- [Data for review]:
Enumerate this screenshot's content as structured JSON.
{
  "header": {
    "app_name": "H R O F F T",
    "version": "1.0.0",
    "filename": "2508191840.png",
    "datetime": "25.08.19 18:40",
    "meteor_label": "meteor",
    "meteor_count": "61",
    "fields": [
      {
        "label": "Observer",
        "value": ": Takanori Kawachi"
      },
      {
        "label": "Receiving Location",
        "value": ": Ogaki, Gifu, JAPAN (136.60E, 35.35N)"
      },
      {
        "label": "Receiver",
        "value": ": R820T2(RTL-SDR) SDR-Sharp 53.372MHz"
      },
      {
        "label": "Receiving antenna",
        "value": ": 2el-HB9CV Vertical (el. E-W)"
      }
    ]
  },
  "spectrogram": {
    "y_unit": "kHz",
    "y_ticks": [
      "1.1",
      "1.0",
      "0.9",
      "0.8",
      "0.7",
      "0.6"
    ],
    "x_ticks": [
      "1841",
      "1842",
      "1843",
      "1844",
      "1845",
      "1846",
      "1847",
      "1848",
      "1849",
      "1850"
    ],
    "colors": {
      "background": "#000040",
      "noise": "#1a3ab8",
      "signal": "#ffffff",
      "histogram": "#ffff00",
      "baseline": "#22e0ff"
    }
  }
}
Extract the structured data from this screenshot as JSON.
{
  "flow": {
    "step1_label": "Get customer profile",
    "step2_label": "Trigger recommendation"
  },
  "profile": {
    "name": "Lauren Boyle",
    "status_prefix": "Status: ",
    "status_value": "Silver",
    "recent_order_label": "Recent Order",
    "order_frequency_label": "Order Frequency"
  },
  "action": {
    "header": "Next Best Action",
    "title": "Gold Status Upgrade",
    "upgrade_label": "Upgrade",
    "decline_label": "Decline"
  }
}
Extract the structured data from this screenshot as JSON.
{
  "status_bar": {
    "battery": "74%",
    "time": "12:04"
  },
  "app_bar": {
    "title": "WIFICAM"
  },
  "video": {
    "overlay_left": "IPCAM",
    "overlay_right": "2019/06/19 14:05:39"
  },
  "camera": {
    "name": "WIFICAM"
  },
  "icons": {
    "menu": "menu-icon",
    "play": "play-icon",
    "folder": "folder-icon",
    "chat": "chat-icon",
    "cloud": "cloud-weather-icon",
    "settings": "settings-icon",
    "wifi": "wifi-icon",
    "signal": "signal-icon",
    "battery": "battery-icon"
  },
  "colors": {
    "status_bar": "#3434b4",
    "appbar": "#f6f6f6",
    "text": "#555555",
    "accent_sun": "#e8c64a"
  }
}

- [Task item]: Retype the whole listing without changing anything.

- [The completed task]:
Enumerate this screenshot's content as structured JSON.
{
  "header": {
    "app_name": "H R O F F T",
    "version": "1.0.0",
    "filename": "2508191840.png",
    "datetime": "25.08.19 18:40",
    "meteor_label": "meteor",
    "meteor_count": "61",
    "fields": [
      {
        "label": "Observer",
        "value": ": Takanori Kawachi"
      },
      {
        "label": "Receiving Location",
        "value": ": Ogaki, Gifu, JAPAN (136.60E, 35.35N)"
      },
      {
        "label": "Receiver",
        "value": ": R820T2(RTL-SDR) SDR-Sharp 53.372MHz"
      },
      {
        "label": "Receiving antenna",
        "value": ": 2el-HB9CV Vertical (el. E-W)"
      }
    ]
  },
  "spectrogram": {
    "y_unit": "kHz",
    "y_ticks": [
      "1.1",
      "1.0",
      "0.9",
      "0.8",
      "0.7",
      "0.6"
    ],
    "x_ticks": [
      "1841",
      "1842",
      "1843",
      "1844",
      "1845",
      "1846",
      "1847",
      "1848",
      "1849",
      "1850"
    ],
    "colors": {
      "background": "#000040",
      "noise": "#1a3ab8",
      "signal": "#ffffff",
      "histogram": "#ffff00",
      "baseline": "#22e0ff"
    }
  }
}
Extract the structured data from this screenshot as JSON.
{
  "flow": {
    "step1_label": "Get customer profile",
    "step2_label": "Trigger recommendation"
  },
  "profile": {
    "name": "Lauren Boyle",
    "status_prefix": "Status: ",
    "status_value": "Silver",
    "recent_order_label": "Recent Order",
    "order_frequency_label": "Order Frequency"
  },
  "action": {
    "header": "Next Best Action",
    "title": "Gold Status Upgrade",
    "upgrade_label": "Upgrade",
    "decline_label": "Decline"
  }
}
Extract the structured data from this screenshot as JSON.
{
  "status_bar": {
    "battery": "74%",
    "time": "12:04"
  },
  "app_bar": {
    "title": "WIFICAM"
  },
  "video": {
    "overlay_left": "IPCAM",
    "overlay_right": "2019/06/19 14:05:39"
  },
  "camera": {
    "name": "WIFICAM"
  },
  "icons": {
    "menu": "menu-icon",
    "play": "play-icon",
    "folder": "folder-icon",
    "chat": "chat-icon",
    "cloud": "cloud-weather-icon",
    "settings": "settings-icon",
    "wifi": "wifi-icon",
    "signal": "signal-icon",
    "battery": "battery-icon"
  },
  "colors": {
    "status_bar": "#3434b4",
    "appbar": "#f6f6f6",
    "text": "#555555",
    "accent_sun": "#e8c64a"
  }
}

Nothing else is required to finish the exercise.